On Fri, 13 Jun 2014 17:39:41 -0500, Tim Wescott <tim@seemywebsite.really> wrote:>On Fri, 13 Jun 2014 15:26:22 +0200, Andre wrote: > >> Hi all, >> >> I am a bit stuck in a demodulation thing. >> >> Lets say I have a system that generates an AM signal and wants to detect >> distorsions of the LF signal after feeding the AM modulated signal >> through a potentially nonlinear system. >> >> This means I have phase locked TX and RX. > >How so? AM has never required phase locking -- the TX can free run, and >the RX can do envelope detection. > >> Lets say I modulate a signal at f0 with sine at f1 with 100% modulation: >> >> signal = sin(w0*t) * (0.5 + 0.5 * sin(w1*t)) >> >> I then receive this signal and downmix it by multiplying with sin and >> cos of the carrier frequency, in complex writing: >> >> baseband = received_signal * e^(i*w0*t) > >As mentioned, it's e^(-i*w0*t), but that's a nit -- particularly because >the operation will still work (why is left as an exercise to the reader).Hi Tim, For normal symmetrial bandpass (commercial) AM, yes the e^(-i*w0*t) is a "nit". But for single-sideband AM, the e^(-i*w0*t) is not a "nit." (I'm bein' nit-picky pain in the neck here.) See Ya', [-Rick-]

Reply by ●June 15, 20142014-06-15

On Sat, 14 Jun 2014 20:13:56 -0700, Rick Lyons wrote:> On Fri, 13 Jun 2014 17:39:41 -0500, Tim Wescott > <tim@seemywebsite.really> wrote: > >>On Fri, 13 Jun 2014 15:26:22 +0200, Andre wrote: >> >>> Hi all, >>> >>> I am a bit stuck in a demodulation thing. >>> >>> Lets say I have a system that generates an AM signal and wants to >>> detect distorsions of the LF signal after feeding the AM modulated >>> signal through a potentially nonlinear system. >>> >>> This means I have phase locked TX and RX. >> >>How so? AM has never required phase locking -- the TX can free run, and >>the RX can do envelope detection. >> >>> Lets say I modulate a signal at f0 with sine at f1 with 100% >>> modulation: >>> >>> signal = sin(w0*t) * (0.5 + 0.5 * sin(w1*t)) >>> >>> I then receive this signal and downmix it by multiplying with sin and >>> cos of the carrier frequency, in complex writing: >>> >>> baseband = received_signal * e^(i*w0*t) >> >>As mentioned, it's e^(-i*w0*t), but that's a nit -- particularly because >>the operation will still work (why is left as an exercise to the >>reader). > > Hi Tim, > For normal symmetrial bandpass (commercial) AM, > yes the e^(-i*w0*t) is a "nit". But for single-sideband AM, the > e^(-i*w0*t) is not a "nit." > (I'm bein' nit-picky pain in the neck here.)True.
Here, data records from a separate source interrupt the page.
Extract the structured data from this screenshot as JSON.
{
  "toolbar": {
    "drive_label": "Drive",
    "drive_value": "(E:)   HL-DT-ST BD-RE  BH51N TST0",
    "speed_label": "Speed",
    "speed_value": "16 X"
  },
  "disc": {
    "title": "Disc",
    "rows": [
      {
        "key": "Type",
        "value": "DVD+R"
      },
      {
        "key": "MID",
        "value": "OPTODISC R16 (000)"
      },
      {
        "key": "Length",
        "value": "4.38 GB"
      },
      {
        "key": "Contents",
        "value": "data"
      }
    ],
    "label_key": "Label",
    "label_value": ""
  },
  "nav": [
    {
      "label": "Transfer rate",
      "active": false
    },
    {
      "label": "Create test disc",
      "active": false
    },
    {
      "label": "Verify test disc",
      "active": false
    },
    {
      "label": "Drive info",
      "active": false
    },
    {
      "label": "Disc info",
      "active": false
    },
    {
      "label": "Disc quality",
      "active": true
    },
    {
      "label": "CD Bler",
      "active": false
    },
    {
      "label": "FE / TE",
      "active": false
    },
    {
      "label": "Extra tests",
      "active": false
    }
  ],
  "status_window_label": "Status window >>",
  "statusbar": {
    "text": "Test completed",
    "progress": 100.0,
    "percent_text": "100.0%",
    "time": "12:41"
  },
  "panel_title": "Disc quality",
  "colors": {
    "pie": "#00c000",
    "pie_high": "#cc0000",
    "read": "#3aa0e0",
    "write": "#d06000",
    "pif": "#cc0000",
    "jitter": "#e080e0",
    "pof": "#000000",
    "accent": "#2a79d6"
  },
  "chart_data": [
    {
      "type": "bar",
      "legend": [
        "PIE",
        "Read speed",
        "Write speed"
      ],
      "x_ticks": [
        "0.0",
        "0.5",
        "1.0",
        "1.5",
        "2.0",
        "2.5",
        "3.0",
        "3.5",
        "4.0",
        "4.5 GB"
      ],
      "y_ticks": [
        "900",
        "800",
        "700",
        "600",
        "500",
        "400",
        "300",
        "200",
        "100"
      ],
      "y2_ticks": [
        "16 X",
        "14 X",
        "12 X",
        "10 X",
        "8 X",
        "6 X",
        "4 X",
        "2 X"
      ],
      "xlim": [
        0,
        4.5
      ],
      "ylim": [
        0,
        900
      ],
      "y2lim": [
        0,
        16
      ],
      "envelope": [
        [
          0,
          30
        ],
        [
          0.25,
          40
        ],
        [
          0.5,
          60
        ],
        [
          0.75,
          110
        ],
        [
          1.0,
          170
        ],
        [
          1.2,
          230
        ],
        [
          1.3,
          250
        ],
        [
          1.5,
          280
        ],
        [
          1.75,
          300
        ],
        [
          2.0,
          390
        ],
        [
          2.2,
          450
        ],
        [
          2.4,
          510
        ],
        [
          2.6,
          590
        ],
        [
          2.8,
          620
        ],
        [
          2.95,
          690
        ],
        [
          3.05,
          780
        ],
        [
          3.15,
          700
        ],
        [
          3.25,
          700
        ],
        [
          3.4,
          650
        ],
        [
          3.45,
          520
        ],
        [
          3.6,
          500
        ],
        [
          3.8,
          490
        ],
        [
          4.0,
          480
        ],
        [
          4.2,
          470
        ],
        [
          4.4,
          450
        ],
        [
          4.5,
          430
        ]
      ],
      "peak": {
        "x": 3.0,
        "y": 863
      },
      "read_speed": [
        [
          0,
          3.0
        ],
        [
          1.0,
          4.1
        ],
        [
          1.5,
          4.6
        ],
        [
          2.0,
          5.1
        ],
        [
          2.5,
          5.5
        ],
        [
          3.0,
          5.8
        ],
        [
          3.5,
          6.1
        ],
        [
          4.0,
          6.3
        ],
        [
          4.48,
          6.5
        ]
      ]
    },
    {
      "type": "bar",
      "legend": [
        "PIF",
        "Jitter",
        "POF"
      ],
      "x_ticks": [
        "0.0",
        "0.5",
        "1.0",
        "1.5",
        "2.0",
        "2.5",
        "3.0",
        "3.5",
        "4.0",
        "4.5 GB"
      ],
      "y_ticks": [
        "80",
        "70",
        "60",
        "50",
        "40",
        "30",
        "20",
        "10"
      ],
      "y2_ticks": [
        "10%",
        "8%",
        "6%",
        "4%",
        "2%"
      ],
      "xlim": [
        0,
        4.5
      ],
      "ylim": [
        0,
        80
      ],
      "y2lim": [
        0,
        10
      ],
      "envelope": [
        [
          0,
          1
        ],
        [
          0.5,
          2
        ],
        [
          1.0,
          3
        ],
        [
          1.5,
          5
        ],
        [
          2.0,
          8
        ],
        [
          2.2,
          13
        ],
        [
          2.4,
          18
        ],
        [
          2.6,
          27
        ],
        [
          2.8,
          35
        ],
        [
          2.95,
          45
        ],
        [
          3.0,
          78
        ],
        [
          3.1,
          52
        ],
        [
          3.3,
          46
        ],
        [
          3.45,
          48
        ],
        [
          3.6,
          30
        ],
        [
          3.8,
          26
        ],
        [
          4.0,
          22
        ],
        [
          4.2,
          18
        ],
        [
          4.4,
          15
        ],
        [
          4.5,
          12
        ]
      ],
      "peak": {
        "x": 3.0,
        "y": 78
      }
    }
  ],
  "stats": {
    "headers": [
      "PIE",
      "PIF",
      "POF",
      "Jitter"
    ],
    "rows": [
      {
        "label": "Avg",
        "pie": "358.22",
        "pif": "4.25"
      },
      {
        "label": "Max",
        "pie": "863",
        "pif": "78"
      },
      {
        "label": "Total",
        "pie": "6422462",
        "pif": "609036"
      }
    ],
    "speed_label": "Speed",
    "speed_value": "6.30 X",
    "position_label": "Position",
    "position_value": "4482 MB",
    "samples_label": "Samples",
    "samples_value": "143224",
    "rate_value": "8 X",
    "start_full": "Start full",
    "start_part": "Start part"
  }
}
I just think of SSB as SSB, though. -- Tim Wescott Control system and signal processing consulting www.wescottdesign.com